Curious about your Polish roots?
If so, the Northeast Pennsylvania Genealogical Society has just the event for you. It's the Polish Research Roundtable, set for 10 a.m. Saturday. It will be held at the society's Family History Research Library, at the Hanover Green Cemetery, Main Road, Hanover Township.
Tony Paddock will moderate the free discussion. Reservations are not required, but seating is limited. You can reserve a seat at email@example.com.
A huge number of people living in or formerly living in Northeastern Pennsylvania can trace all or part of their ancestry to Poland. Polish churches, Polish food and Polish clubs have been a feature of the Wilkes-Barre/Scranton area's life for nearly a century and a half.
But, as genealogists know, tracing Polish ancestry comes with a collection of special problems. For one thing, the borders of the nation of Poland have shifted drastically over the years because of wars, annexations and political disputes. For many years, Poland as a nation did not even exist, but was finally reconstituted.
As a result, an ancestor whose descendants claim Polish lineage might have been born – or might have lived – in another country entirely, in a city or province with a name that sounds very un-Polish. The reason, of course, is that an area that was Poland at one time later became part of another country, such as Germany, the Austro-Hungarian Empire or Russia. Perhaps at some point that area reverted to Polish control.
So a good genealogist tracing Polish roots must study European history, concentrating on Eastern and Central Europe, and must acquire a book of historical maps showing Poland's shifting borders and the changing names of towns and provinces.

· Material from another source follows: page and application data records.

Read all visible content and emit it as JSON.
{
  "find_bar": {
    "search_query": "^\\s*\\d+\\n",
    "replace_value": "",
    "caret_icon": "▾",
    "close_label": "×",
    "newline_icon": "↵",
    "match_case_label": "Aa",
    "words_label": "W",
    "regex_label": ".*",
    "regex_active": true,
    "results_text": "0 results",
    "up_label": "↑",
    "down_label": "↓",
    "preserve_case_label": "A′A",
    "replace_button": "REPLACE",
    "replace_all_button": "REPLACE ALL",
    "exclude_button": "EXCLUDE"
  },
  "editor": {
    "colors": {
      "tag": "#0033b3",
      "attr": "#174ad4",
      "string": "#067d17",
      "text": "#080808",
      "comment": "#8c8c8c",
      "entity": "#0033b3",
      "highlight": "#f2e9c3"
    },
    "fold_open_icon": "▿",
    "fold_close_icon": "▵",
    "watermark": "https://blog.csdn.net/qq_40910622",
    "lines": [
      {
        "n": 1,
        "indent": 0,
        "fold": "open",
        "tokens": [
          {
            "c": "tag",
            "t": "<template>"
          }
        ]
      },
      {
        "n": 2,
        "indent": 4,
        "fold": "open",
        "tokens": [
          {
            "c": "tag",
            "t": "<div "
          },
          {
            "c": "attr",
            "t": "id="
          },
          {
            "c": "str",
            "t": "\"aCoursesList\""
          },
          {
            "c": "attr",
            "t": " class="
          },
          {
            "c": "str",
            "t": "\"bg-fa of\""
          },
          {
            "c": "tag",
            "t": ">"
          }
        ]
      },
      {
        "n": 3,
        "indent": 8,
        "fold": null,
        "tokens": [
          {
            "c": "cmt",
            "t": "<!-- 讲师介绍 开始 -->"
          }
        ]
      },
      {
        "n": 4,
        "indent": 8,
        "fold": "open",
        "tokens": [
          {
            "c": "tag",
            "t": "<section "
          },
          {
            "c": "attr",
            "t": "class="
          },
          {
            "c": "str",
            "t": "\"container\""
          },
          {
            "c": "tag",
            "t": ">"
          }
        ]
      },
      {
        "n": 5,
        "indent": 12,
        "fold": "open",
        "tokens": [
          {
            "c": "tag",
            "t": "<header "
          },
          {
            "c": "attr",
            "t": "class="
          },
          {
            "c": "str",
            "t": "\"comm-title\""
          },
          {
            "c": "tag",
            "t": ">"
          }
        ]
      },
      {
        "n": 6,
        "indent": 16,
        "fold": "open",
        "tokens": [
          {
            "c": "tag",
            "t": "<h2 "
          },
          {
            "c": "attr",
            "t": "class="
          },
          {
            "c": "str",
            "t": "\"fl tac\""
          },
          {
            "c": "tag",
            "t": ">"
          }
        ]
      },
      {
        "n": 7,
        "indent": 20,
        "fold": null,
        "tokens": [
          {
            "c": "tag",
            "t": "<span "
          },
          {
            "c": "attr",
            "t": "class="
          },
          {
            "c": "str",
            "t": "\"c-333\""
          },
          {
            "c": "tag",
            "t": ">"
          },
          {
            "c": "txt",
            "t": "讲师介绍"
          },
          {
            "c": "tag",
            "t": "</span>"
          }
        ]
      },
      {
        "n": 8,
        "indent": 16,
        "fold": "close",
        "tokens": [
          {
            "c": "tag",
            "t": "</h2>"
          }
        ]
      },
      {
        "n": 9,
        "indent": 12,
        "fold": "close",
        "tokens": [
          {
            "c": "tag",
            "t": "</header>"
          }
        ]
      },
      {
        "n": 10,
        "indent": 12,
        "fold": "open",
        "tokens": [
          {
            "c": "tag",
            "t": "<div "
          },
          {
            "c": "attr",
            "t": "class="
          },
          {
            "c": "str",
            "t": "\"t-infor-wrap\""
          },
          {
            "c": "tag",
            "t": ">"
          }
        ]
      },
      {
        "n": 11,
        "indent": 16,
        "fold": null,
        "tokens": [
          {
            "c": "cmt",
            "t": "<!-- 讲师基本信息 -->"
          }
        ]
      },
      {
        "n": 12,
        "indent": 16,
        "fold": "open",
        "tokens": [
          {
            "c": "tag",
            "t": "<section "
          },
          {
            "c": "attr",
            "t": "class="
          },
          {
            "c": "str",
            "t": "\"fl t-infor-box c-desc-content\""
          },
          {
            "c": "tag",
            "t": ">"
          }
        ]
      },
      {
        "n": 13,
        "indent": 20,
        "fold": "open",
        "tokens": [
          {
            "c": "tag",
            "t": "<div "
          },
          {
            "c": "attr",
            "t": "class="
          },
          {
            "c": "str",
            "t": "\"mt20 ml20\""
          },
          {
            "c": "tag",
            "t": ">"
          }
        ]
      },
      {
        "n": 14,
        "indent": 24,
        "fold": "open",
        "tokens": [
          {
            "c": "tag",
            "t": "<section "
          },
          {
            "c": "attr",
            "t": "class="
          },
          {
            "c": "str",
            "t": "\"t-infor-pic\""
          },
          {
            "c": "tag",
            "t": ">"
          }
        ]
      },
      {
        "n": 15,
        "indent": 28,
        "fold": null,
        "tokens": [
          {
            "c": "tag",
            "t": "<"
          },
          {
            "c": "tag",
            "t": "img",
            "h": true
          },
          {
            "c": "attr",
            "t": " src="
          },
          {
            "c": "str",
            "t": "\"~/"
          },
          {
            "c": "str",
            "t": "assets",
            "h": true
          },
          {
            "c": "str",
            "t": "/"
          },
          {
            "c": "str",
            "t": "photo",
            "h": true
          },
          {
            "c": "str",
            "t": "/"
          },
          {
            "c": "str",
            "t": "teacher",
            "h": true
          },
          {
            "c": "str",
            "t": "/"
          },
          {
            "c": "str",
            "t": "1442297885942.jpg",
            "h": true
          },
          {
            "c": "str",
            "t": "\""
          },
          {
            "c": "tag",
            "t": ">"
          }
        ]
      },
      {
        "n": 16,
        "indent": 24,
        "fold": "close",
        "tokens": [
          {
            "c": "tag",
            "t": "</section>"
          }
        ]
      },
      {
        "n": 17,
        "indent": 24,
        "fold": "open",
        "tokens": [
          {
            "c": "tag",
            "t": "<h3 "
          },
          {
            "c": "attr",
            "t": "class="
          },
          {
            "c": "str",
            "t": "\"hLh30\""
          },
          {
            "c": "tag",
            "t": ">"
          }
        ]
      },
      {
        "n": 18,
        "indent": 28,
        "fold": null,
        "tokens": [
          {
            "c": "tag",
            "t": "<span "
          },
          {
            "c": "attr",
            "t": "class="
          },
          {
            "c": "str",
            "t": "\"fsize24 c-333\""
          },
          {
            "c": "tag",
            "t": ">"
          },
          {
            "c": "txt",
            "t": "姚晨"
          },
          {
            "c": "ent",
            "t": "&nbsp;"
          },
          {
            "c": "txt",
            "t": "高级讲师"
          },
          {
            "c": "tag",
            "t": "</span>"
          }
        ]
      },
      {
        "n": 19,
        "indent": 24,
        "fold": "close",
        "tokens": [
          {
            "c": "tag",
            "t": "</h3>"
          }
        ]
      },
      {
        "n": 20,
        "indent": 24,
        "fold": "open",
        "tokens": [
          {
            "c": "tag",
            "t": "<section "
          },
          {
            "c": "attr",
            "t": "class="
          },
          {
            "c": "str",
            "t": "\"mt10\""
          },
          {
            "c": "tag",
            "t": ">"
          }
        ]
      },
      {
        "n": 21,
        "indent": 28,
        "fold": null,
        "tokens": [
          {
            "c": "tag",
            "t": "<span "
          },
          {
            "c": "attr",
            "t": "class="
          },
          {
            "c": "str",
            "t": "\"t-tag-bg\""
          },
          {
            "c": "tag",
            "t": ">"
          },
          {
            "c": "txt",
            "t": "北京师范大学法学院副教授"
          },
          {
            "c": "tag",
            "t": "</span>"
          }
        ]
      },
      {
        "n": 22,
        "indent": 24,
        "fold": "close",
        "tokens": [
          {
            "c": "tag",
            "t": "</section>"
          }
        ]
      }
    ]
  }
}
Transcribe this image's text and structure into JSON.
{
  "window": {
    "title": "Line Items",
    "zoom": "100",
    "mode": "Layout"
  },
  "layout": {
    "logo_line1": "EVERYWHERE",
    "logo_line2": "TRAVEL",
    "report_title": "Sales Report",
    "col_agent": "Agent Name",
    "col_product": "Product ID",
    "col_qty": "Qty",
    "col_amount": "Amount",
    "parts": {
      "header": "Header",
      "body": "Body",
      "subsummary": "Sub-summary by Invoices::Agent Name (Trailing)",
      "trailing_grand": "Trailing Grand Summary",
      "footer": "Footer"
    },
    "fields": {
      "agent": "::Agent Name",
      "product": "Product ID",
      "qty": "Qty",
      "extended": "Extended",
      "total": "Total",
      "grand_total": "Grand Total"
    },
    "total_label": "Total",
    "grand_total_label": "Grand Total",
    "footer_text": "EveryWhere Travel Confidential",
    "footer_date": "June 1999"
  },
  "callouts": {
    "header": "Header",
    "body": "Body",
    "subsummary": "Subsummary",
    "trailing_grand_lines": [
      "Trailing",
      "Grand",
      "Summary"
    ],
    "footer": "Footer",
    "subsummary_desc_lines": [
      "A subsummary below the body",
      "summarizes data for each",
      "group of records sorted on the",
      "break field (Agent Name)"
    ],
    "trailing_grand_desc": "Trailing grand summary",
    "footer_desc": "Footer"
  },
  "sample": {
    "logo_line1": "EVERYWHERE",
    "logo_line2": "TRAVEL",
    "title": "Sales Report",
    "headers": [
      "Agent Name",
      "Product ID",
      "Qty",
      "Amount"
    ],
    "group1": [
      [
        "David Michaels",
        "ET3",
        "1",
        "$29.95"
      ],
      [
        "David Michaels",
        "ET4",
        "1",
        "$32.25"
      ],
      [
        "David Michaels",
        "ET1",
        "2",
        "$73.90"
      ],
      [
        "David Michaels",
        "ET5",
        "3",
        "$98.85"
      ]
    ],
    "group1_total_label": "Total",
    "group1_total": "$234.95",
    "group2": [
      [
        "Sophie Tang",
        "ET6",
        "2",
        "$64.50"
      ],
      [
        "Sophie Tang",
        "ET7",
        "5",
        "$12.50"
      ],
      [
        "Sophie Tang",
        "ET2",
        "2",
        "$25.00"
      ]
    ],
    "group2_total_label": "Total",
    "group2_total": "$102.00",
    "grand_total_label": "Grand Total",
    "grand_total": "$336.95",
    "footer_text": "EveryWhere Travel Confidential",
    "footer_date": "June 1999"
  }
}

Resources: Two traditional resources for biographies of prominent local men of the 1800s and early 1900s are available online. The Lackawanna County Genweb (search under that name) offers the text of The Pennsylvania Wyoming Valley in 1892 by S.R. Smith and Prominent Men of Scranton, Wilkes-Barre and Vicinity (1906) by Dwight J. Stoddard. These are the life stories (with photos) of the men who headed the coal mines, railroads and factories as well as those who were leaders in law, medicine and education. Some entries include the subjects' ancestries as well.
More and more genealogy-related books, most too old or too special-interest for general circulation, are becoming available online. These are typically local history and biography, such as Historical Sketches of Plymouth, by Hendrick B. Wright (1873). Search for it by name. On the Luzerne County Genweb you'll find H.C. Bradsby's 1893 History of Luzerne County.
• In the mood for some good old chills from granddad's day? The Luzerne County Historical Society has two Ghost Tours remaining. They're at 6:30 p.m. on Friday and Saturday this week. To reserve a spot call (570) 823-6244 x3 or go to facebook.com/luzernehistory.
• The Northeast Pennsylvania Genealogical Society is planning some sessions on getting started with Family Tree Maker 2012. Dates will be announced. Family Tree Maker is a handy computer filing and storage system for genealogical research.
Tom Mooney is a Times Leader genealogy columnist. Reach him at firstname.lastname@example.org.